• TASK TO CARRY OUT
Repeat the data exactly as it appears.
Start of SUPPLIED RECORDS
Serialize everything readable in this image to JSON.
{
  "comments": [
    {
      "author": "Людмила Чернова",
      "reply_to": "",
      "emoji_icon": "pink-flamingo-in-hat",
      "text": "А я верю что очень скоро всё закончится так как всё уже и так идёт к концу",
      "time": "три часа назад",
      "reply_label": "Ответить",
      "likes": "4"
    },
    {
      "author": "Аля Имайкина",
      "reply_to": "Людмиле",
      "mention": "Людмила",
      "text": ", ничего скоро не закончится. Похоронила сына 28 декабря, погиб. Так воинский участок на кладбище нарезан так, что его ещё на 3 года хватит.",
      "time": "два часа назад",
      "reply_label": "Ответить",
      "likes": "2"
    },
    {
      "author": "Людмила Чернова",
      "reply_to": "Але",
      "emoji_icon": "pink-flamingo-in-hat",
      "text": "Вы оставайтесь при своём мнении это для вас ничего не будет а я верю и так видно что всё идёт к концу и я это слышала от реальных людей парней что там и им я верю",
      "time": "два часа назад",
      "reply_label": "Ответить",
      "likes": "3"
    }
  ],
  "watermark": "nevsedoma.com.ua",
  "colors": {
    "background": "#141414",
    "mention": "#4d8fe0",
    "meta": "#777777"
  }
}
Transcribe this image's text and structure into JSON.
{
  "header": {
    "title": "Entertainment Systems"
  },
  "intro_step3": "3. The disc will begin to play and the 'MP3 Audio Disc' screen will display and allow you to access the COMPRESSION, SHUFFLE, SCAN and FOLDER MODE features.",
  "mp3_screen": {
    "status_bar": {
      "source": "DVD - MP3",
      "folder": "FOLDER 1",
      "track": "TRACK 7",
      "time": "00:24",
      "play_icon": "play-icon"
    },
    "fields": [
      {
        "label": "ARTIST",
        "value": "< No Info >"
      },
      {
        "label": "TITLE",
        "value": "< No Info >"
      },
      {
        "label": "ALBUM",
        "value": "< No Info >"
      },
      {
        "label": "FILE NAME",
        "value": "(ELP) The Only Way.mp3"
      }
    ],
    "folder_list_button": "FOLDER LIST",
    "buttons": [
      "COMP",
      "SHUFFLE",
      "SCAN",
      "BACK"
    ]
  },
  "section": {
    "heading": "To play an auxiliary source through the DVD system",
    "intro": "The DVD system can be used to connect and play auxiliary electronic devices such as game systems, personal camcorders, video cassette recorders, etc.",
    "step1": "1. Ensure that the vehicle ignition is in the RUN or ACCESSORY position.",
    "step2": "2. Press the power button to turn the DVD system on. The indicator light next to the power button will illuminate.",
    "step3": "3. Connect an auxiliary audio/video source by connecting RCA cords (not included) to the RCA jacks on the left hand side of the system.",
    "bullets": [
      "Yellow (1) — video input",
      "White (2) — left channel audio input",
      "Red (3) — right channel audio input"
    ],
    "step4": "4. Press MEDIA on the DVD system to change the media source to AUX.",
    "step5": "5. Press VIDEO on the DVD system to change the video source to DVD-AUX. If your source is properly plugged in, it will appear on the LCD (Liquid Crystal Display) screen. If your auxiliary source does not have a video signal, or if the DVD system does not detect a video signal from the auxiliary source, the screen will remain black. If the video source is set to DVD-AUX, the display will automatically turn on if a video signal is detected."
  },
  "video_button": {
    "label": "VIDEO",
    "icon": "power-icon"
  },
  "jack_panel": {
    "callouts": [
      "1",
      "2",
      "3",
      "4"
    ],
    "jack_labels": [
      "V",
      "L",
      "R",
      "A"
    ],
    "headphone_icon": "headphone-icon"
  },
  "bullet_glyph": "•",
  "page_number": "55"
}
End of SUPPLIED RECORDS
• OUTPUT OF THE TASK
Serialize everything readable in this image to JSON.
{
  "comments": [
    {
      "author": "Людмила Чернова",
      "reply_to": "",
      "emoji_icon": "pink-flamingo-in-hat",
      "text": "А я верю что очень скоро всё закончится так как всё уже и так идёт к концу",
      "time": "три часа назад",
      "reply_label": "Ответить",
      "likes": "4"
    },
    {
      "author": "Аля Имайкина",
      "reply_to": "Людмиле",
      "mention": "Людмила",
      "text": ", ничего скоро не закончится. Похоронила сына 28 декабря, погиб. Так воинский участок на кладбище нарезан так, что его ещё на 3 года хватит.",
      "time": "два часа назад",
      "reply_label": "Ответить",
      "likes": "2"
    },
    {
      "author": "Людмила Чернова",
      "reply_to": "Але",
      "emoji_icon": "pink-flamingo-in-hat",
      "text": "Вы оставайтесь при своём мнении это для вас ничего не будет а я верю и так видно что всё идёт к концу и я это слышала от реальных людей парней что там и им я верю",
      "time": "два часа назад",
      "reply_label": "Ответить",
      "likes": "3"
    }
  ],
  "watermark": "nevsedoma.com.ua",
  "colors": {
    "background": "#141414",
    "mention": "#4d8fe0",
    "meta": "#777777"
  }
}
Transcribe this image's text and structure into JSON.
{
  "header": {
    "title": "Entertainment Systems"
  },
  "intro_step3": "3. The disc will begin to play and the 'MP3 Audio Disc' screen will display and allow you to access the COMPRESSION, SHUFFLE, SCAN and FOLDER MODE features.",
  "mp3_screen": {
    "status_bar": {
      "source": "DVD - MP3",
      "folder": "FOLDER 1",
      "track": "TRACK 7",
      "time": "00:24",
      "play_icon": "play-icon"
    },
    "fields": [
      {
        "label": "ARTIST",
        "value": "< No Info >"
      },
      {
        "label": "TITLE",
        "value": "< No Info >"
      },
      {
        "label": "ALBUM",
        "value": "< No Info >"
      },
      {
        "label": "FILE NAME",
        "value": "(ELP) The Only Way.mp3"
      }
    ],
    "folder_list_button": "FOLDER LIST",
    "buttons": [
      "COMP",
      "SHUFFLE",
      "SCAN",
      "BACK"
    ]
  },
  "section": {
    "heading": "To play an auxiliary source through the DVD system",
    "intro": "The DVD system can be used to connect and play auxiliary electronic devices such as game systems, personal camcorders, video cassette recorders, etc.",
    "step1": "1. Ensure that the vehicle ignition is in the RUN or ACCESSORY position.",
    "step2": "2. Press the power button to turn the DVD system on. The indicator light next to the power button will illuminate.",
    "step3": "3. Connect an auxiliary audio/video source by connecting RCA cords (not included) to the RCA jacks on the left hand side of the system.",
    "bullets": [
      "Yellow (1) — video input",
      "White (2) — left channel audio input",
      "Red (3) — right channel audio input"
    ],
    "step4": "4. Press MEDIA on the DVD system to change the media source to AUX.",
    "step5": "5. Press VIDEO on the DVD system to change the video source to DVD-AUX. If your source is properly plugged in, it will appear on the LCD (Liquid Crystal Display) screen. If your auxiliary source does not have a video signal, or if the DVD system does not detect a video signal from the auxiliary source, the screen will remain black. If the video source is set to DVD-AUX, the display will automatically turn on if a video signal is detected."
  },
  "video_button": {
    "label": "VIDEO",
    "icon": "power-icon"
  },
  "jack_panel": {
    "callouts": [
      "1",
      "2",
      "3",
      "4"
    ],
    "jack_labels": [
      "V",
      "L",
      "R",
      "A"
    ],
    "headphone_icon": "headphone-icon"
  },
  "bullet_glyph": "•",
  "page_number": "55"
}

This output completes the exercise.